It’s time for a quick history lesson!
Did you know Carrot cake is often referred to as Passion cake? The history of this sweet dessert can go back as far as Medieval Times. Carrots were used in sweet cakes since sweeteners were scarce and expensive. Here in the States following the end of WWII there was an over abundance of canned carrots. A business man named George C. Page hired master Bakers to find uses for the cans of carrots. He promoted the idea of carrot cake after seeing a recipe on the side of the cans. The cakes became very popular in the 1960′s in restaurants and cafeterias from coast to coast. Every establishment had the delectable dessert on their menu.
My family history of carrot cake is with my Grandma Taylor. She was a wonderful baker. I loved spending time with her. The most amazing smells filled my Grandma’s kitchen and I loved sitting there watching her glide easily from counter to oven and back. She would make the most delicious baked goods and all from memory. I never remembered seeing her ever refer to a cookbook. After her death I found a small spiral notebook with my Grandma’s hand written recipes.
Consider these cookies portable mini carrot cakes!
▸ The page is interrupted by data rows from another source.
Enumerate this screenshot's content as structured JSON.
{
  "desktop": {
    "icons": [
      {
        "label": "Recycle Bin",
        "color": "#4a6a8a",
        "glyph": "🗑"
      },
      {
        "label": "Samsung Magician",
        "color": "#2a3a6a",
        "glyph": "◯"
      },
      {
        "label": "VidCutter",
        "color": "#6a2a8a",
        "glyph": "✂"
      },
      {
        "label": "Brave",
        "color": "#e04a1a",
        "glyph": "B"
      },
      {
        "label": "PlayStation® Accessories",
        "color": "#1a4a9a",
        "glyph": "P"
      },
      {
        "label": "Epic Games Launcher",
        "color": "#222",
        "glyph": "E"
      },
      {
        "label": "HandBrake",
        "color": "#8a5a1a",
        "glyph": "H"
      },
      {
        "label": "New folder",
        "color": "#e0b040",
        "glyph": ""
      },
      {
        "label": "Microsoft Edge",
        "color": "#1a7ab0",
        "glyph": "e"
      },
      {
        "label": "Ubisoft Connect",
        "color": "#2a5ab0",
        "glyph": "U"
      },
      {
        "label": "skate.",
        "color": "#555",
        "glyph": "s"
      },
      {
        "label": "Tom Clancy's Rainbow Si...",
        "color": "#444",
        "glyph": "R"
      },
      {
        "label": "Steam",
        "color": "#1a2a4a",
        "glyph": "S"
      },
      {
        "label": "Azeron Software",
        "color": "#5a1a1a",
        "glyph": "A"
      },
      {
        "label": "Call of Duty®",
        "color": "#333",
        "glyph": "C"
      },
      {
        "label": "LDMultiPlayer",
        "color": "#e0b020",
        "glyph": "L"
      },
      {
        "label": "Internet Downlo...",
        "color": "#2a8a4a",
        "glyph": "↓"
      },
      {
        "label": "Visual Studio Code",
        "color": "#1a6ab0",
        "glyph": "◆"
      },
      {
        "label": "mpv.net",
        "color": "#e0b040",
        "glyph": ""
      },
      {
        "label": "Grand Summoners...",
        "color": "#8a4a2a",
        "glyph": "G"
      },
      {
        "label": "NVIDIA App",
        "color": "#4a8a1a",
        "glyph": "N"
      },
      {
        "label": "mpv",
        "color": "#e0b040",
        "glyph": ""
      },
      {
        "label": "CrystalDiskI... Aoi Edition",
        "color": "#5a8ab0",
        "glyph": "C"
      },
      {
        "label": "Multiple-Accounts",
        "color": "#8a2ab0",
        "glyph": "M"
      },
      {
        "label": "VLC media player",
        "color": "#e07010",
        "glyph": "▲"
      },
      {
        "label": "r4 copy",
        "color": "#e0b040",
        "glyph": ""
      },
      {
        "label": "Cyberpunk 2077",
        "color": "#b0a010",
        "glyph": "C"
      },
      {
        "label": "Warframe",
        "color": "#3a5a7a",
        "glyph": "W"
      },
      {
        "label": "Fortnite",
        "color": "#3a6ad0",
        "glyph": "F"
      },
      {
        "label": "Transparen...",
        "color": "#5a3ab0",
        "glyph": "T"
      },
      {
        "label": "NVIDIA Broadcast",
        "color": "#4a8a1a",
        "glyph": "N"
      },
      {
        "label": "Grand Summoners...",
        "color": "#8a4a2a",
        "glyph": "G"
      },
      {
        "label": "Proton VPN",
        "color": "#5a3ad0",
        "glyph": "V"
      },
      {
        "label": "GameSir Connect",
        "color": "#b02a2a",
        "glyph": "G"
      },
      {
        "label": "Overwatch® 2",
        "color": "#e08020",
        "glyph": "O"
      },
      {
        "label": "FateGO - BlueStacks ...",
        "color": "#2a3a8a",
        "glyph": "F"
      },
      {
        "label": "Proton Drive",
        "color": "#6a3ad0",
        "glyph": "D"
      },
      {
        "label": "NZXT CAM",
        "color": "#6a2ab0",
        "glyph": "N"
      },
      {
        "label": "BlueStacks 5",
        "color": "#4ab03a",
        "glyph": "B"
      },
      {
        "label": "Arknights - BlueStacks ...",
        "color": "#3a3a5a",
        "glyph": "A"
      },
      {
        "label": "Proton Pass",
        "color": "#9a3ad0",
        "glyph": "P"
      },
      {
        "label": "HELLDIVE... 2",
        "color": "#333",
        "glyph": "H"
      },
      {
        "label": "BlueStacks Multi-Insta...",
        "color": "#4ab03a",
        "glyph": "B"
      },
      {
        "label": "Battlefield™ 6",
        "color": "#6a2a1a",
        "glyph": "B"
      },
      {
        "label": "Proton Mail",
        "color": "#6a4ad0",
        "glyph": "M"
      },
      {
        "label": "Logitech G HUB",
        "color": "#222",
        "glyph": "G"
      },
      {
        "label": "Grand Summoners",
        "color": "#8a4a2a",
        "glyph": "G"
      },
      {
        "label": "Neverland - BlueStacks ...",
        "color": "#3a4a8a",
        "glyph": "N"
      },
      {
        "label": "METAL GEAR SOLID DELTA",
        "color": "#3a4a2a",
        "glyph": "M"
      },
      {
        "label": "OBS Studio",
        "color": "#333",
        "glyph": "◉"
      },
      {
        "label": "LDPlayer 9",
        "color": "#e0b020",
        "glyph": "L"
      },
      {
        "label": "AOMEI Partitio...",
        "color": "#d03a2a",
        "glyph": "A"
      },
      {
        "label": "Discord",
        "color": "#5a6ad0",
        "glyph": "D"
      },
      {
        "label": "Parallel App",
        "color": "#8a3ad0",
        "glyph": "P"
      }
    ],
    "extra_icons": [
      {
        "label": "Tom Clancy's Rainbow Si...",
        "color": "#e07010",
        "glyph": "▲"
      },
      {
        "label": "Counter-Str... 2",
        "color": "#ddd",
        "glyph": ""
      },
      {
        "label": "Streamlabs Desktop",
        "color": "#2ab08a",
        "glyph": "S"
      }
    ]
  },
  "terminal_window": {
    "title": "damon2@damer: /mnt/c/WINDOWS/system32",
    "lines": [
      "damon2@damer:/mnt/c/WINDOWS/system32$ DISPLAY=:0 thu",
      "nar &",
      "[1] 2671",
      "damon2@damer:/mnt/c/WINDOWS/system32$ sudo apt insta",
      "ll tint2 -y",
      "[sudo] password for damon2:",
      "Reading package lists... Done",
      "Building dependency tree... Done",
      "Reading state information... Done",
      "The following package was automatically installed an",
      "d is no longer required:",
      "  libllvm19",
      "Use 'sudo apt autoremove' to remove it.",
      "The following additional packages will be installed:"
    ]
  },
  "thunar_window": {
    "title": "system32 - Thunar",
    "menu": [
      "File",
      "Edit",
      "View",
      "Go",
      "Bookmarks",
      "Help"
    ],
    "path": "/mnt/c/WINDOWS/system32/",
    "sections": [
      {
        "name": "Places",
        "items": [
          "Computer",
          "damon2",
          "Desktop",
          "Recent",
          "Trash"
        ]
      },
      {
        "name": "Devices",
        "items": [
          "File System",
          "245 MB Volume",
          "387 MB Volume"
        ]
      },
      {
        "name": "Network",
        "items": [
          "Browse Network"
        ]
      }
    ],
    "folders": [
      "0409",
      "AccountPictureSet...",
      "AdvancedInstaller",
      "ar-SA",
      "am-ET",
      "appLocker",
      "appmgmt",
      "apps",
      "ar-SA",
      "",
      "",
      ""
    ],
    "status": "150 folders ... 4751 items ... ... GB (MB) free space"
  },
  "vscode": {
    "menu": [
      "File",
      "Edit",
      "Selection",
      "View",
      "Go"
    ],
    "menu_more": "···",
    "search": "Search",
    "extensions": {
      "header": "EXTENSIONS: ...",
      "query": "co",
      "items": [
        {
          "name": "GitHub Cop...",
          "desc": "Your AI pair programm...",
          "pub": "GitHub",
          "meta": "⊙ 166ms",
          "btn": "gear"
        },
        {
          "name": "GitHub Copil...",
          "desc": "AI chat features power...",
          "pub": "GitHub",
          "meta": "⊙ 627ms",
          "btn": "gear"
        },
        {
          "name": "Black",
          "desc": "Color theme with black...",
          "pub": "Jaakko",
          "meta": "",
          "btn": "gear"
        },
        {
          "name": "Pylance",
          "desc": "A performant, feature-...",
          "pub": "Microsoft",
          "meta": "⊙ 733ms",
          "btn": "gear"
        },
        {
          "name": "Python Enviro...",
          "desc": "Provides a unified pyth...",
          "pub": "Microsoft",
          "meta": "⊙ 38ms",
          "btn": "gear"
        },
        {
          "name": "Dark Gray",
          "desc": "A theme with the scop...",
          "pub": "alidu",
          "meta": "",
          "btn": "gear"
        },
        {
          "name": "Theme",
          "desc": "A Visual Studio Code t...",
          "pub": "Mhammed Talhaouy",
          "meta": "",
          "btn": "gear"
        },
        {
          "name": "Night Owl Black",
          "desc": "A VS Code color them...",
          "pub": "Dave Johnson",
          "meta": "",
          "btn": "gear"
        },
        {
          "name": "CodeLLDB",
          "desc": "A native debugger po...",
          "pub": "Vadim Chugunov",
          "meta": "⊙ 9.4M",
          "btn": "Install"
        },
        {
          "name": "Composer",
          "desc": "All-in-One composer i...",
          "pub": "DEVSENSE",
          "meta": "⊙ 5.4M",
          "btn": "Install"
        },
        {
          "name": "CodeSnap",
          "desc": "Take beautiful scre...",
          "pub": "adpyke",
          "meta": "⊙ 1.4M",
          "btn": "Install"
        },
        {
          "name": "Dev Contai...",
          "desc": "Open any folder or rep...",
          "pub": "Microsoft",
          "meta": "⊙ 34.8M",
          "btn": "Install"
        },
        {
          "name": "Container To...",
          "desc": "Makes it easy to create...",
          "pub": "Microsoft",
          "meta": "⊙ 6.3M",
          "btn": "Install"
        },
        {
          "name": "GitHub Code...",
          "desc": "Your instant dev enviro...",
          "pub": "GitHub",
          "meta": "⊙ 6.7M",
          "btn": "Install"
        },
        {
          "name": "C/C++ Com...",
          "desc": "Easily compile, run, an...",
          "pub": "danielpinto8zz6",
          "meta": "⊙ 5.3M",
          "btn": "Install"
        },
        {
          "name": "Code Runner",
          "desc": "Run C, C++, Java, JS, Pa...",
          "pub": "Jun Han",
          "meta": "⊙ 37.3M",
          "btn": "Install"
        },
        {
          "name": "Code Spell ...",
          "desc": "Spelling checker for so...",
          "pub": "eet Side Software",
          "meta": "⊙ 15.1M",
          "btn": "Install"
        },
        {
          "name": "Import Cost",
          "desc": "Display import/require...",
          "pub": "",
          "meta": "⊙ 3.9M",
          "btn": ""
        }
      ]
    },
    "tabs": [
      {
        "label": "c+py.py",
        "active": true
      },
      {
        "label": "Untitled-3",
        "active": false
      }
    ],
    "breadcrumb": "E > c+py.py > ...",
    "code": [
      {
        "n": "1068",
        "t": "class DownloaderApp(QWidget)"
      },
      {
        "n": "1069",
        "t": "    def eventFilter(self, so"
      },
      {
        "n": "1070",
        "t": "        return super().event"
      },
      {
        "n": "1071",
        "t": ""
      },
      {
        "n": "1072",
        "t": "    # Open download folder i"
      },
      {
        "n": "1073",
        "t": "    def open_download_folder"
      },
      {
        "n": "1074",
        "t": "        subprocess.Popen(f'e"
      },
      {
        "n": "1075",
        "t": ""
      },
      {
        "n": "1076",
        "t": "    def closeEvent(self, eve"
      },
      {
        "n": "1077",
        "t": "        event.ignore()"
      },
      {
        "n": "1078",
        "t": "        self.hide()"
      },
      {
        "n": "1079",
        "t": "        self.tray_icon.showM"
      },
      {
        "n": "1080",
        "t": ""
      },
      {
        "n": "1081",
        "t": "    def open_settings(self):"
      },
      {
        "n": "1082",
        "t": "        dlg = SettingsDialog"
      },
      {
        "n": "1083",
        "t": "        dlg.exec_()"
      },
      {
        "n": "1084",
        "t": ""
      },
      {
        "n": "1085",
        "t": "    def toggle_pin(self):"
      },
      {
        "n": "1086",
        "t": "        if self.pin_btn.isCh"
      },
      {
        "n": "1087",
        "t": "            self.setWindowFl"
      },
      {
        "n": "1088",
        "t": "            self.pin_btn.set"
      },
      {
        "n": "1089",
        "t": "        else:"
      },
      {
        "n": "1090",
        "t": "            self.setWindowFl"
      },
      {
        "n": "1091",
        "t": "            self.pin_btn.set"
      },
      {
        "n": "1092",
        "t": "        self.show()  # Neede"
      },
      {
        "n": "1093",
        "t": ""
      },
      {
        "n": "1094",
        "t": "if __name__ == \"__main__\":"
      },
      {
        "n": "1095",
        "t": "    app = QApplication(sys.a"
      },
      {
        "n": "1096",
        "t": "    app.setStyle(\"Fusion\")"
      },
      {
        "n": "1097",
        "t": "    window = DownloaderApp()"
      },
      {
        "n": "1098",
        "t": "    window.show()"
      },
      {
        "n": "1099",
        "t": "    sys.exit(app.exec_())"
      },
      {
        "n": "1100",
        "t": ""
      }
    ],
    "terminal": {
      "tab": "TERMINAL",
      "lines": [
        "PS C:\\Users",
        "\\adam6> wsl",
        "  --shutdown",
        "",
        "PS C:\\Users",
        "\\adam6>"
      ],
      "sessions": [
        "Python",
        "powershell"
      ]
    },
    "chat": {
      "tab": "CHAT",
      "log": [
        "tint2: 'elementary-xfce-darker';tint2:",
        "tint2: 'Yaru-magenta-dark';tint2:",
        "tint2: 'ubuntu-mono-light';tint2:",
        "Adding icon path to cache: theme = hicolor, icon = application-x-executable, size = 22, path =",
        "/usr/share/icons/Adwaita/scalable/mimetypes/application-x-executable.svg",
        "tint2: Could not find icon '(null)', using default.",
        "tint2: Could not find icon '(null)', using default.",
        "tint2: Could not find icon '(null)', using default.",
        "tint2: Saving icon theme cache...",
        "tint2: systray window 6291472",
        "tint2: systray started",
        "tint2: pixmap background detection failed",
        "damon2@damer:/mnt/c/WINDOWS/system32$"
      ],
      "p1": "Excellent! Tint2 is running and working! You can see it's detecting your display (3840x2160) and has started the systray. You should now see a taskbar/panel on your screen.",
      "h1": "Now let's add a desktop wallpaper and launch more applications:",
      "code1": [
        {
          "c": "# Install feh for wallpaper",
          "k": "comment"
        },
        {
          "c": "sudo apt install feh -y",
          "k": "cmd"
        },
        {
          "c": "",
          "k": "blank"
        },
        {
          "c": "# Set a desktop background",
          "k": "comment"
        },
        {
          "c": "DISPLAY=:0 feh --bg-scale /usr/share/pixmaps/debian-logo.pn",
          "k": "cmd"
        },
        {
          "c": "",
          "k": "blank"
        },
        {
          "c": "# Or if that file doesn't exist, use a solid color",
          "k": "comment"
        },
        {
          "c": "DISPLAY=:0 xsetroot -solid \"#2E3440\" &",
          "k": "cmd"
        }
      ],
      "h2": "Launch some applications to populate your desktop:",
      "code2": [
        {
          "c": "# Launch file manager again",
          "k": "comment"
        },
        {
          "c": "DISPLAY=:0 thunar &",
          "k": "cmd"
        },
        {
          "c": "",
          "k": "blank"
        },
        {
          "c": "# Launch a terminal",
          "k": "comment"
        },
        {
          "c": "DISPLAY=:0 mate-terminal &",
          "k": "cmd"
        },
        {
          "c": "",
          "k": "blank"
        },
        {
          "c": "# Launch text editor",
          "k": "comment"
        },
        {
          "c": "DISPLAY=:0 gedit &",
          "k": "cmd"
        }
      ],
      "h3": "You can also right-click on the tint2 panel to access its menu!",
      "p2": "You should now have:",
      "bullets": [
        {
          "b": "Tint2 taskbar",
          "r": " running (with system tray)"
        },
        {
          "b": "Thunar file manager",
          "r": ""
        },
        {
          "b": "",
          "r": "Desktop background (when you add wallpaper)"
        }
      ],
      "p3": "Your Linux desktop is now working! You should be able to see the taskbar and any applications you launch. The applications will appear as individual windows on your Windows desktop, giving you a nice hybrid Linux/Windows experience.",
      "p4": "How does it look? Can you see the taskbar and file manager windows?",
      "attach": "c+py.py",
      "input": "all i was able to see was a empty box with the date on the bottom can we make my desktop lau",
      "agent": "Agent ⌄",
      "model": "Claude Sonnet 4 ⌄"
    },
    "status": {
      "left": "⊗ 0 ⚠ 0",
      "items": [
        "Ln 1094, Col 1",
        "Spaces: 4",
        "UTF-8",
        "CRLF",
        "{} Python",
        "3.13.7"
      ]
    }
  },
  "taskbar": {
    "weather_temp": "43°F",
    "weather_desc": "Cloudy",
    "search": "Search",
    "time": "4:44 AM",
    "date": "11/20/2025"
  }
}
They are made with my Grandma’s recipe in mind.
2 cups brown sugar
2 cups sugar
1 lb. butter
2 tsp. vanilla
4 cups all-purpose flour
2 tsp. baking soda
2 tsp. baking powder
½ tsp. salt
2 1/2 tsp. ground cinnamon
1 1/2 tsp. nutmeg
1 ½ tsp. ginger
3 cups grated carrots
1 cup raisins
4 cups rolled oats
1 cup chopped pecans or walnuts, optional
Cream butter and sugars together until light brown. Add eggs one at a time. Wait until each one is combined before adding the next. Mix in vanilla. Fold in carrots, raisins and oats.
Sift together flour, baking soda, baking powder, salt, cinnamon, nutmeg and ginger in a large bowl. Slowly add mix to wet ingredients by fourths. Scrape after each addition.
Scoop by teaspoons (I use a small 1-tsp ice cream scooper to make the perfect size) onto a lightly greased cookie sheet. Bake 10-12 minutes at 350° until golden.
Cool on rack.
While the cookies are baking and cooling, whip up the frosting.
1 lb. cream cheese (softened)
1 lb. butter (softened)
2 cups powdered sugar
2 tsp. vanilla extract
Cream butter and cream cheese until no lumps remain.
Slowly add vanilla and sifted powdered sugar.
After the cookies have cooled and the frosting is ready, assemble them by smearing some frosting on the bottom of one cookie and then sandwiching it closed with another.